Houbolt earned degrees in civil engineering from the University of Illinois at Urbana-Champaign. He earned a doctorate from the Swiss Federal Institute of Technology at Zurich in 1957.

Copyright 2014 The Associated Press. All rights reserved. This material may not be published, broadcast, rewritten or redistributed.

You've read  of  free articles. Subscribe to continue.

Dear Reader,

About a year ago, I happened upon this statement about the Monitor in the Harvard Business Review – under the charming heading of “do things that don’t interest you”:

“Many things that end up” being meaningful, writes social scientist Joseph Grenny, “have come from conference workshops, articles, or online videos that began as a chore and ended with an insight. My work in Kenya, for example, was heavily influenced by a Christian Science Monitor article I had forced myself to read 10 years earlier. Sometimes, we call things ‘boring’ simply because they lie outside the box we are currently in.”

If you were to come up with a punchline to a joke about the Monitor, that would probably be it. We’re seen as being global, fair, insightful, and perhaps a bit too earnest. We’re the bran muffin of journalism.

But you know what? We change lives. And I’m going to argue that we change lives precisely because we force open that too-small box that most human beings think they live in.

The Monitor is a peculiar little publication that’s hard for the world to figure out. We’re run by a church, but we’re not only for church members and we’re not about converting people. We’re known as being fair even as the world becomes as polarized as at any time since the newspaper’s founding in 1908.

We have a mission beyond circulation, we want to bridge divides. We’re about kicking down the door of thought everywhere and saying, “You are bigger and more capable than you realize. And we can prove it.”

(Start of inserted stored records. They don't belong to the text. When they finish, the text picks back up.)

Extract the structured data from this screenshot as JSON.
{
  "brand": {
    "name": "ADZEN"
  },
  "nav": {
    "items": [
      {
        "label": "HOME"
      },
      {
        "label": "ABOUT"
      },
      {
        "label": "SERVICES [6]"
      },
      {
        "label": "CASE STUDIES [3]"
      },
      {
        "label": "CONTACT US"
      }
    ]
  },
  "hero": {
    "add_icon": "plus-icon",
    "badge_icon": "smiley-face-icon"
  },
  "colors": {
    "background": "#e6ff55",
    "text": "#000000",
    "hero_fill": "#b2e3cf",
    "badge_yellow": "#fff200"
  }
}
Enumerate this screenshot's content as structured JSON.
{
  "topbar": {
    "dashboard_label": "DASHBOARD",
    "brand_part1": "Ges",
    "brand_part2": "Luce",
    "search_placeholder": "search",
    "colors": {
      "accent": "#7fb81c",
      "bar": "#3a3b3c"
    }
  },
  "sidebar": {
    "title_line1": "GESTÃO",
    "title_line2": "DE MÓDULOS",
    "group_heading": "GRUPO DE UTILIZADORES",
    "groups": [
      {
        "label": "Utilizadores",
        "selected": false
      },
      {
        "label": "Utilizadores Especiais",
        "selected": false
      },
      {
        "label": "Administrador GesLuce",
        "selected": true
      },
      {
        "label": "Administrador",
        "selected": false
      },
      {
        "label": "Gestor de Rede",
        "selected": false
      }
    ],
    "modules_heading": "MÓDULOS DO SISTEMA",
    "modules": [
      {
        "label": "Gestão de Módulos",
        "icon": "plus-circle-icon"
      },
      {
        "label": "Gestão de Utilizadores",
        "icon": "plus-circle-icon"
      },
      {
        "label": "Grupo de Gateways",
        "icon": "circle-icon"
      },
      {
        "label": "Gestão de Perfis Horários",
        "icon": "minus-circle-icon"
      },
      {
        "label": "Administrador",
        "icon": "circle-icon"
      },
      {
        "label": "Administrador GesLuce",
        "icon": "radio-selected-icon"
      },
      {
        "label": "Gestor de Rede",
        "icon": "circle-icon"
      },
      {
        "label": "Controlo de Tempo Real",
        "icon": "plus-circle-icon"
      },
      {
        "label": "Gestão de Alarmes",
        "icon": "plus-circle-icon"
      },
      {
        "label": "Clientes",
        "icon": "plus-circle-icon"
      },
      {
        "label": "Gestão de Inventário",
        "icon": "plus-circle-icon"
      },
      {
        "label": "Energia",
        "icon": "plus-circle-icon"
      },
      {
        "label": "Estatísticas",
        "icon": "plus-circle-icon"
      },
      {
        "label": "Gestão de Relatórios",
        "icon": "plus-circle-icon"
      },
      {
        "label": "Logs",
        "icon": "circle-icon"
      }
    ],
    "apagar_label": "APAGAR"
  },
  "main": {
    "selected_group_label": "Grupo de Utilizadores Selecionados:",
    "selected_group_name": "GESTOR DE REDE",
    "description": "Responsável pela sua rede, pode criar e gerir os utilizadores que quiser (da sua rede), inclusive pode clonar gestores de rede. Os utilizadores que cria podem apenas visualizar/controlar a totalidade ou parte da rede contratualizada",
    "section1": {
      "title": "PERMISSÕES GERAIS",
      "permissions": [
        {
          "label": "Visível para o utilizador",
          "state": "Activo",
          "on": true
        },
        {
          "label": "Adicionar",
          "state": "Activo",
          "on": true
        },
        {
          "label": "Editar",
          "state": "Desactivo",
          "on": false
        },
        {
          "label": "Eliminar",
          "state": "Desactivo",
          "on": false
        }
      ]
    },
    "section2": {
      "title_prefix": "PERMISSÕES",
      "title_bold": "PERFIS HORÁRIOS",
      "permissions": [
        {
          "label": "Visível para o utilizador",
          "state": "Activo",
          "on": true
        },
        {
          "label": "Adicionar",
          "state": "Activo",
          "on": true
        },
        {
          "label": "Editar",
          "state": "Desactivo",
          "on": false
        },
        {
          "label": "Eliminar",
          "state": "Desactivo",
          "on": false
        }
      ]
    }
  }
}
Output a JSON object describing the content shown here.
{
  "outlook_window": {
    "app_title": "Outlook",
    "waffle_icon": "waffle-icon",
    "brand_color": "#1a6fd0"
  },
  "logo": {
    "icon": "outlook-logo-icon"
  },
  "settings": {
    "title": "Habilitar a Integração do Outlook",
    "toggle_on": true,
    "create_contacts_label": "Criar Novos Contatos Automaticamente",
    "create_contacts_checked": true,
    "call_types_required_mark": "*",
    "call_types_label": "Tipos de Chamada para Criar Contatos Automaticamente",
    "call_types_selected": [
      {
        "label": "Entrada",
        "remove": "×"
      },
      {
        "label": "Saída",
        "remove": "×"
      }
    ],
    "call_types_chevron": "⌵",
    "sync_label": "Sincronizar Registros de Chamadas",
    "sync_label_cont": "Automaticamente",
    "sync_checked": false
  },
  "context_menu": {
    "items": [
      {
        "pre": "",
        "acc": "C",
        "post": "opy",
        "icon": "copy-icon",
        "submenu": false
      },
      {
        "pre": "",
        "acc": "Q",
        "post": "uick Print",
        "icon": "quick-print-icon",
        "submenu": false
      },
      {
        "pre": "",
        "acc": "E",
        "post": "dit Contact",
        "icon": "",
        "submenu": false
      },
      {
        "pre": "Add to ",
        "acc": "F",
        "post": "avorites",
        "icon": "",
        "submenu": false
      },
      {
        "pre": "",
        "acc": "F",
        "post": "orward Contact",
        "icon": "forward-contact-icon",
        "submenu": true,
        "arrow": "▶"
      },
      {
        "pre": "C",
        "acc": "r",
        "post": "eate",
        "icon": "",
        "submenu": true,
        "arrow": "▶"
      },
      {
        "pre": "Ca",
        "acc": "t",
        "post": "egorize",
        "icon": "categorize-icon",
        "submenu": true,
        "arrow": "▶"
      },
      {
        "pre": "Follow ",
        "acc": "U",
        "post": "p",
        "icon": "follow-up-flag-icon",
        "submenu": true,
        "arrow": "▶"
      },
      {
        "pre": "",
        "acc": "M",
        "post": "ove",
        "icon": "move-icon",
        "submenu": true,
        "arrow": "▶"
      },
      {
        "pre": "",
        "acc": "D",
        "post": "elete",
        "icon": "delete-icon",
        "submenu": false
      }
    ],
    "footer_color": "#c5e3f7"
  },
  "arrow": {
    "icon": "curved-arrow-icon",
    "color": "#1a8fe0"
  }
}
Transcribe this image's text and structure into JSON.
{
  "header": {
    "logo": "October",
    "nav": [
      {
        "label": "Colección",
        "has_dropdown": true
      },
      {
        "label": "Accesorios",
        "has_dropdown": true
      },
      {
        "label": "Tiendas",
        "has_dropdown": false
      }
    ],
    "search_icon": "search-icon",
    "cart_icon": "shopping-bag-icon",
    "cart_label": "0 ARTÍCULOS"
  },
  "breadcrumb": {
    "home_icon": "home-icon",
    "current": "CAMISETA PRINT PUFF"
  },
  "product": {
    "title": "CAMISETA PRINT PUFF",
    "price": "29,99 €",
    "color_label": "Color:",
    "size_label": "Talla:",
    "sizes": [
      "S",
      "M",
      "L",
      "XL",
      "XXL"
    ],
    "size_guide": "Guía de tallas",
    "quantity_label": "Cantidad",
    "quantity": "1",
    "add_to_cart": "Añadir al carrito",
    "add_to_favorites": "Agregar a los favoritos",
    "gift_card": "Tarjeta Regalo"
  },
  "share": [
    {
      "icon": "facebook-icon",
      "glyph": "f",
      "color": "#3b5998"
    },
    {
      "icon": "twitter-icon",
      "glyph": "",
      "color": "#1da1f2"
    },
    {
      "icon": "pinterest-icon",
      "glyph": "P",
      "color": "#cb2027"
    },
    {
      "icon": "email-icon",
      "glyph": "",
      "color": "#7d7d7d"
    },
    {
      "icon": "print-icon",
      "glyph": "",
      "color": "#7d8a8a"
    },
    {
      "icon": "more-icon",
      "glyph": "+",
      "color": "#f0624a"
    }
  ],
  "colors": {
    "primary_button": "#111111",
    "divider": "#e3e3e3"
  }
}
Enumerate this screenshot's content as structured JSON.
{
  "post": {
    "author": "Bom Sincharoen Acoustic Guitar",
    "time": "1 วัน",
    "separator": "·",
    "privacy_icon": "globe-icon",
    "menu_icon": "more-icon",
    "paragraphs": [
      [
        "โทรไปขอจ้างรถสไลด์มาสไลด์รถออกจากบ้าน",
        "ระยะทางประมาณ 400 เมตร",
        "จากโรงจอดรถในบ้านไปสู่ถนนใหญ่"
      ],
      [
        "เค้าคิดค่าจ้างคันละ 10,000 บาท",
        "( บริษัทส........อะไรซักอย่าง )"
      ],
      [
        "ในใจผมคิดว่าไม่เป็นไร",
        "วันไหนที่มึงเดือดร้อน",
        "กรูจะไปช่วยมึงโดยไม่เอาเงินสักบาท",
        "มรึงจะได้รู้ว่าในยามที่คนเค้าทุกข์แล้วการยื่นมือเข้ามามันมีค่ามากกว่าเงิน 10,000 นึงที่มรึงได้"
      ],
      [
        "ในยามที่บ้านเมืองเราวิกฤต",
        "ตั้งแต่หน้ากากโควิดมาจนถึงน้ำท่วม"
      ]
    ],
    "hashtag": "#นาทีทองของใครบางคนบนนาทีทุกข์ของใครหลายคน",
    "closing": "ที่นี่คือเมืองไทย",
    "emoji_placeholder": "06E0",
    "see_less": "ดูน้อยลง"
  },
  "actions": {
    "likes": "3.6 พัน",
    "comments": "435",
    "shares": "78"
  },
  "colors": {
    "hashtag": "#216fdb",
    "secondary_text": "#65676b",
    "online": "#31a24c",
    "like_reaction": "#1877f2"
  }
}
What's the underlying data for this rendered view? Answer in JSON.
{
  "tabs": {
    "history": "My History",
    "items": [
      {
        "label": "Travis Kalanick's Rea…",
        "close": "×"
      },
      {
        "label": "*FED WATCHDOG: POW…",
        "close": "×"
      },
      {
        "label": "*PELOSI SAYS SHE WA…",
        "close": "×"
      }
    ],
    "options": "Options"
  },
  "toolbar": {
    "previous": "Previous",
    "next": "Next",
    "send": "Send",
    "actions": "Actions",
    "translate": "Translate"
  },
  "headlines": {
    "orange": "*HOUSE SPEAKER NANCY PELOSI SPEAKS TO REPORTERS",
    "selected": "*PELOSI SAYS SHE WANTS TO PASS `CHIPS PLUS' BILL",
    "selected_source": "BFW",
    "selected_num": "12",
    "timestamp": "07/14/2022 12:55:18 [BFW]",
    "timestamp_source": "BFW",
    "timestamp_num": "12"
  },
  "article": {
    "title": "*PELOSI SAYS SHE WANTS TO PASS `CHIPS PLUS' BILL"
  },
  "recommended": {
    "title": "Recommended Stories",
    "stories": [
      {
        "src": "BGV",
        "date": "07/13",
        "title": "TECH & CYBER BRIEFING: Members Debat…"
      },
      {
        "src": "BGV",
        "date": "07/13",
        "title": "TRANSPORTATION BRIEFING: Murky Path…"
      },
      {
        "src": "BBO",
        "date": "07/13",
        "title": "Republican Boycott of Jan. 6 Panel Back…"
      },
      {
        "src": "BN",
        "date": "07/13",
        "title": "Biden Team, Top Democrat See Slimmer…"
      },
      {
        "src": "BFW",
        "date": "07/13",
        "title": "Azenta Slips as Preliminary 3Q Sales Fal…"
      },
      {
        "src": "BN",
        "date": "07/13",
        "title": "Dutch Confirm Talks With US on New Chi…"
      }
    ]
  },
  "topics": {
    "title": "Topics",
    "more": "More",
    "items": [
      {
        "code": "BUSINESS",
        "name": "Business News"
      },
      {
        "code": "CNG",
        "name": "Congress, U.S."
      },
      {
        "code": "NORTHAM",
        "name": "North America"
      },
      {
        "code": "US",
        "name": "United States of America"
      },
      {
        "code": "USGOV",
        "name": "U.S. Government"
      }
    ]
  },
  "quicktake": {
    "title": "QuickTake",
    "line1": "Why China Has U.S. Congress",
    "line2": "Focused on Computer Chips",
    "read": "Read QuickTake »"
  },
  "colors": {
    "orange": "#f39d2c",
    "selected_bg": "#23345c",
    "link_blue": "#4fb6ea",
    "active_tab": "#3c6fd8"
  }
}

If you’re looking for bran muffin journalism, you can subscribe to the Monitor for $15. You’ll get the Monitor Weekly magazine, the Monitor Daily email, and unlimited access to CSMonitor.com.